Segment Start: RECORD EXTRACTS

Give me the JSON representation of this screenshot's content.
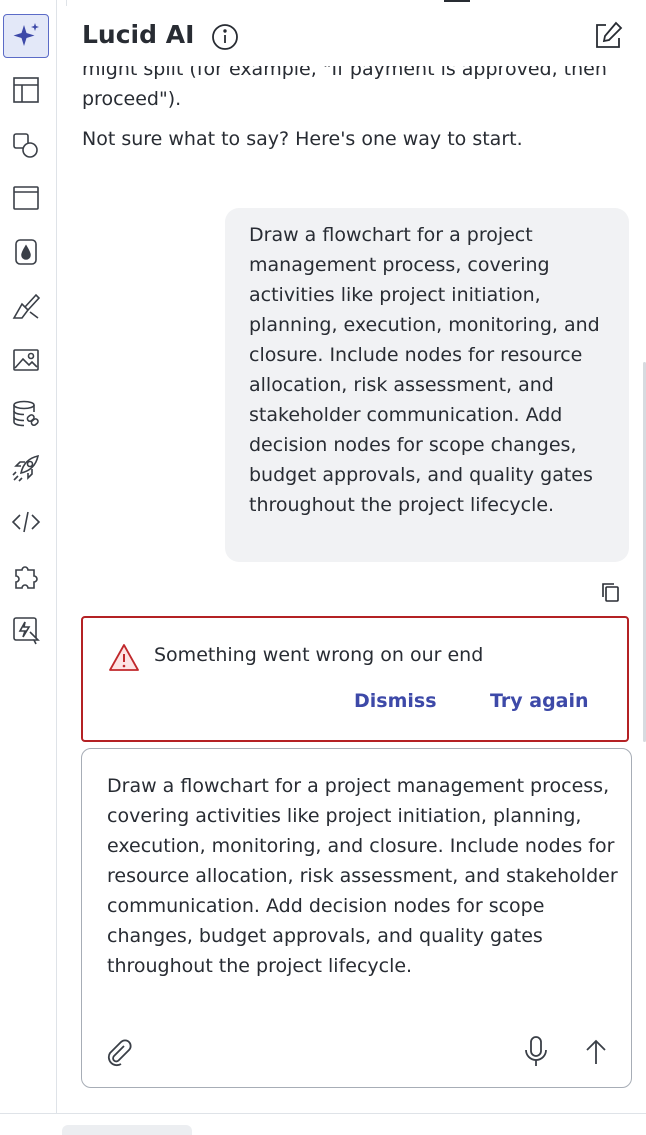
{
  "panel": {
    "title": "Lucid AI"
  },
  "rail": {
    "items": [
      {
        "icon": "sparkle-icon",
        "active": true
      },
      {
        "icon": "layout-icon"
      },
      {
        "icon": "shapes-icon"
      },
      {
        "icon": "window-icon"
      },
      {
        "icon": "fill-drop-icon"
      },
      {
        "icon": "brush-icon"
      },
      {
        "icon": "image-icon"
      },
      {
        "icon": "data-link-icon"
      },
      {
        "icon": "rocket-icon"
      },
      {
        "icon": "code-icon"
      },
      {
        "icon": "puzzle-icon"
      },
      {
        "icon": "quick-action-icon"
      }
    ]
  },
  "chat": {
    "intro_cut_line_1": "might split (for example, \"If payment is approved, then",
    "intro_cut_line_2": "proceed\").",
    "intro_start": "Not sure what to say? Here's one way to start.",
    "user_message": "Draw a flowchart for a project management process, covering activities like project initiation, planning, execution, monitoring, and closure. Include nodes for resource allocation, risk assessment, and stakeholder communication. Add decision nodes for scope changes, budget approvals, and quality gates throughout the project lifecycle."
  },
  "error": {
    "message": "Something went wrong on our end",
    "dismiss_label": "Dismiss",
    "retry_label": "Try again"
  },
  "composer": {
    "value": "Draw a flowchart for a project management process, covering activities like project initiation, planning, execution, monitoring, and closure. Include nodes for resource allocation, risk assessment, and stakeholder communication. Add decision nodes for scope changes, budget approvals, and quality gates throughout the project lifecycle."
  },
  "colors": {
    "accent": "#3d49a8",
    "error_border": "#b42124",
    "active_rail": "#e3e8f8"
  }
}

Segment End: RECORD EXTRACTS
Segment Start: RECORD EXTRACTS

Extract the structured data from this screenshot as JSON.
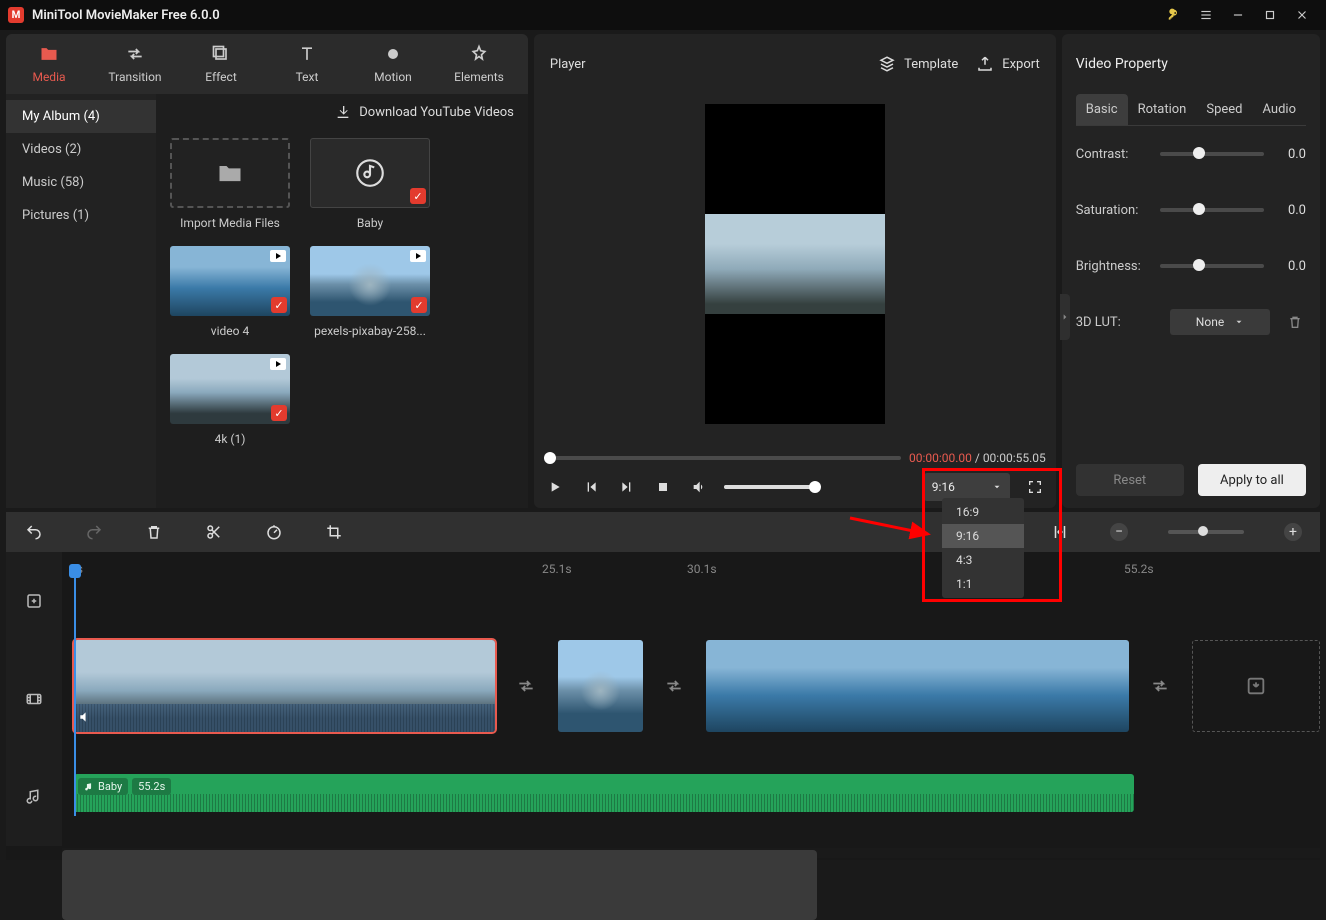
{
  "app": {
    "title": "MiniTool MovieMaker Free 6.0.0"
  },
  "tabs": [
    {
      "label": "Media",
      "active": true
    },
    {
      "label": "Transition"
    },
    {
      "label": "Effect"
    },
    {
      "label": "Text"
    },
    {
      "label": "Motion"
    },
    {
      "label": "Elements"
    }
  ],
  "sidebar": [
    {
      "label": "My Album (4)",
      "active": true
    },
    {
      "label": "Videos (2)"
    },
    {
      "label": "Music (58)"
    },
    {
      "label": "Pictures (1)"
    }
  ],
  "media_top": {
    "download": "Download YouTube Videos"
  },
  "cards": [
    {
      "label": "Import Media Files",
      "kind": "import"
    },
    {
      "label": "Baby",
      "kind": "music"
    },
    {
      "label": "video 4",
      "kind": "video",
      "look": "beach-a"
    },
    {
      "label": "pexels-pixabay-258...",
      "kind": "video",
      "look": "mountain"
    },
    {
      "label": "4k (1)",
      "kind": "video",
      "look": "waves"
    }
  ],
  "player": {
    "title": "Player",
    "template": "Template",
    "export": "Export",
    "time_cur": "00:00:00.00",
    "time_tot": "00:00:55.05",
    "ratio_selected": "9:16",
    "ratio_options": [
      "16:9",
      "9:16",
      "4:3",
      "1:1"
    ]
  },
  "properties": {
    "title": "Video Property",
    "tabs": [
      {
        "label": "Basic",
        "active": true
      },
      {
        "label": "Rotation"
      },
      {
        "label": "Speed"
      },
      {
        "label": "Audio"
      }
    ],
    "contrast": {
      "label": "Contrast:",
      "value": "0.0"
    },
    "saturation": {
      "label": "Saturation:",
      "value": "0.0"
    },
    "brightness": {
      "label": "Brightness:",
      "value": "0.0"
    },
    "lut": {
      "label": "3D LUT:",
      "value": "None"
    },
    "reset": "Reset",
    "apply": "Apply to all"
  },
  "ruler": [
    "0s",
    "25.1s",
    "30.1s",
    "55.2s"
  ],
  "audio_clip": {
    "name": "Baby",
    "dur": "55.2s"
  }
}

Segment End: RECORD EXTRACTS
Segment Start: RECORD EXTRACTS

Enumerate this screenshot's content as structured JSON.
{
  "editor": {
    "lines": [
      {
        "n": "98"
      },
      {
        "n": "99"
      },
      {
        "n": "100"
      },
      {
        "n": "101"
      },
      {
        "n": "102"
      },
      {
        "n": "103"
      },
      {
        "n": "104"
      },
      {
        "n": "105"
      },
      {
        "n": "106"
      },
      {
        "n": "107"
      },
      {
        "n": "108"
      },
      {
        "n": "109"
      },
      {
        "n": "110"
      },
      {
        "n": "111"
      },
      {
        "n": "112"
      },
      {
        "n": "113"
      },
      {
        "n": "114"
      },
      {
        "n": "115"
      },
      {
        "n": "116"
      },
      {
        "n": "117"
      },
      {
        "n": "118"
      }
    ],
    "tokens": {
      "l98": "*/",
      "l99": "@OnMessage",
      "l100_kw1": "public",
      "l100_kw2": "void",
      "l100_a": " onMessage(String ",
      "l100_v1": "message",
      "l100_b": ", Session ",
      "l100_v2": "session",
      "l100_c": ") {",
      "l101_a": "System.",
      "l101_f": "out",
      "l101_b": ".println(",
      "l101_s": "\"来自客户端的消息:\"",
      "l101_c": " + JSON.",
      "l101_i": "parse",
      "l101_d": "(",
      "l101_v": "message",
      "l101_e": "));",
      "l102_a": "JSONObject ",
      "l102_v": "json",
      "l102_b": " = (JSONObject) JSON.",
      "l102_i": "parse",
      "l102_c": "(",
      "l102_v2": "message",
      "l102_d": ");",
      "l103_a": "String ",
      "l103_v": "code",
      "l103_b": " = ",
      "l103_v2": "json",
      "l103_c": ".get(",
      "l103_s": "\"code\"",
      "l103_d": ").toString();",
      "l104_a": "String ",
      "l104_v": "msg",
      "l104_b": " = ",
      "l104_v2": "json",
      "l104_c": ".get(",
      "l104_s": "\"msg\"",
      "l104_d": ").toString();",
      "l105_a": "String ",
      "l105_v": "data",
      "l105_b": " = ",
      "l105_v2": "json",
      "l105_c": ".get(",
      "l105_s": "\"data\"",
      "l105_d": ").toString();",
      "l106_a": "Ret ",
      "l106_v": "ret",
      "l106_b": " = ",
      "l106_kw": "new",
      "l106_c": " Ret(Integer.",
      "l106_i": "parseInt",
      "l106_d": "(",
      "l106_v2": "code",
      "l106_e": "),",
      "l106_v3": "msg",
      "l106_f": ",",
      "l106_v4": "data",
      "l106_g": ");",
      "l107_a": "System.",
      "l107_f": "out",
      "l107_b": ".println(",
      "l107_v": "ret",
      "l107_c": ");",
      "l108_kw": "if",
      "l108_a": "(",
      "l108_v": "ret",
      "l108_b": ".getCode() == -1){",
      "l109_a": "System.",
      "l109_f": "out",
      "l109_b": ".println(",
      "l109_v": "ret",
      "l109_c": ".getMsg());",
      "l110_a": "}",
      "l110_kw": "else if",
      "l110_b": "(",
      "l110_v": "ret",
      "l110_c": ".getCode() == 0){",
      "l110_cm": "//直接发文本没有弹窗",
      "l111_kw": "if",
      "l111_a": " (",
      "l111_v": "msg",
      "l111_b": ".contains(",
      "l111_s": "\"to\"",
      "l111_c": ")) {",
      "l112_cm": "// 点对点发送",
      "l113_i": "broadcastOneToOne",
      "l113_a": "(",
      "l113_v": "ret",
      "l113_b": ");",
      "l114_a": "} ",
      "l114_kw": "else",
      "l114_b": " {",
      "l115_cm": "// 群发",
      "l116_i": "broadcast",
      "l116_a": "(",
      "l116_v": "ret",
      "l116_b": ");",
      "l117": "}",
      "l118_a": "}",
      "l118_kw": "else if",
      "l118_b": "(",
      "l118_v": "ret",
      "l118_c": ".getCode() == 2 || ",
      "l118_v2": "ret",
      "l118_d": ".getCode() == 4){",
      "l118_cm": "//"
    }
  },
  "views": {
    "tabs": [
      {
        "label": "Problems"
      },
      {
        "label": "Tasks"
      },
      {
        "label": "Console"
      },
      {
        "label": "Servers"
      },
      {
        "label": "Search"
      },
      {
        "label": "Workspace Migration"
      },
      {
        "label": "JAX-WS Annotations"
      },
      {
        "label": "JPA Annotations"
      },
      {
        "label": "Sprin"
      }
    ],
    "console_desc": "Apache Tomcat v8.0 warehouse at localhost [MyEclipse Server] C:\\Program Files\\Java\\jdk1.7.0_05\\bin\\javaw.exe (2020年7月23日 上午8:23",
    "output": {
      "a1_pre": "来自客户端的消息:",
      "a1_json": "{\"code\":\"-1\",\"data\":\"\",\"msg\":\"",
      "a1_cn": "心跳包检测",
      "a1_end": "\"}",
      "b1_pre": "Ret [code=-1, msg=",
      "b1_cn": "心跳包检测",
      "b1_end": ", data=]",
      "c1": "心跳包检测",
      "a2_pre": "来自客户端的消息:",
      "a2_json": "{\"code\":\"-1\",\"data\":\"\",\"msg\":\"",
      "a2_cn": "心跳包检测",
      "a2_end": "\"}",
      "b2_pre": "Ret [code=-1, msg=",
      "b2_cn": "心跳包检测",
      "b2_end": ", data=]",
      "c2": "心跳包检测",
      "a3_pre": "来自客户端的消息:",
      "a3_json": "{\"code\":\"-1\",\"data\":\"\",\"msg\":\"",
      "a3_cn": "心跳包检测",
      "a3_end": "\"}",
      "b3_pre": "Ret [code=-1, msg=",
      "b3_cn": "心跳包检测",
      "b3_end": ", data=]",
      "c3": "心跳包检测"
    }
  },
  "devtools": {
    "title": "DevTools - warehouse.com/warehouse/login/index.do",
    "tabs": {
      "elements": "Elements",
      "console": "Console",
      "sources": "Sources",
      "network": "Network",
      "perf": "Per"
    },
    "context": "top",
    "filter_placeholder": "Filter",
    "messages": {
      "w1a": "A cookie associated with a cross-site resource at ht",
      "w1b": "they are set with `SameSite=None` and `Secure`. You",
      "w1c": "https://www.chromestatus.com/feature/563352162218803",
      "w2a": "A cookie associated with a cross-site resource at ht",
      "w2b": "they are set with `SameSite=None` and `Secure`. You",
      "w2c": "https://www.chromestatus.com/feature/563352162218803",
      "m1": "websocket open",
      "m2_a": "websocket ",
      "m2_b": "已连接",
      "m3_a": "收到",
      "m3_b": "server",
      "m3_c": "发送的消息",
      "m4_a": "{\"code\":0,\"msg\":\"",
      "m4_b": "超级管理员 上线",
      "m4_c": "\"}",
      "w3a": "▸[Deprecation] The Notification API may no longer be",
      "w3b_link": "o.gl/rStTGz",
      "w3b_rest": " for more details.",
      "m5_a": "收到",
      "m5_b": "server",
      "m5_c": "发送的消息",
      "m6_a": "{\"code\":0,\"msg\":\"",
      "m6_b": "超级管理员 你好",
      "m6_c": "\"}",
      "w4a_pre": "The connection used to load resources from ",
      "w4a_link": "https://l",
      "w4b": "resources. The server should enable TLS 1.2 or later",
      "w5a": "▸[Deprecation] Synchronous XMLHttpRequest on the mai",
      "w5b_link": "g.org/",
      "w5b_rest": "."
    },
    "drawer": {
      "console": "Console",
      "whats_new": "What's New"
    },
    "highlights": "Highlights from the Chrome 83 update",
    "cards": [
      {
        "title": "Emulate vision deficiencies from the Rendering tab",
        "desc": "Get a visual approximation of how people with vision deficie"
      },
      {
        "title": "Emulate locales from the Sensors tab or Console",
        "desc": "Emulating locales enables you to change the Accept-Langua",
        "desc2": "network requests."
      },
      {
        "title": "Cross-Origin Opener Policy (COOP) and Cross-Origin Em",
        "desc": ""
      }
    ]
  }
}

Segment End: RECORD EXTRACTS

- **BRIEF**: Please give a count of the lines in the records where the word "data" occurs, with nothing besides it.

- **SOLUTION**: 11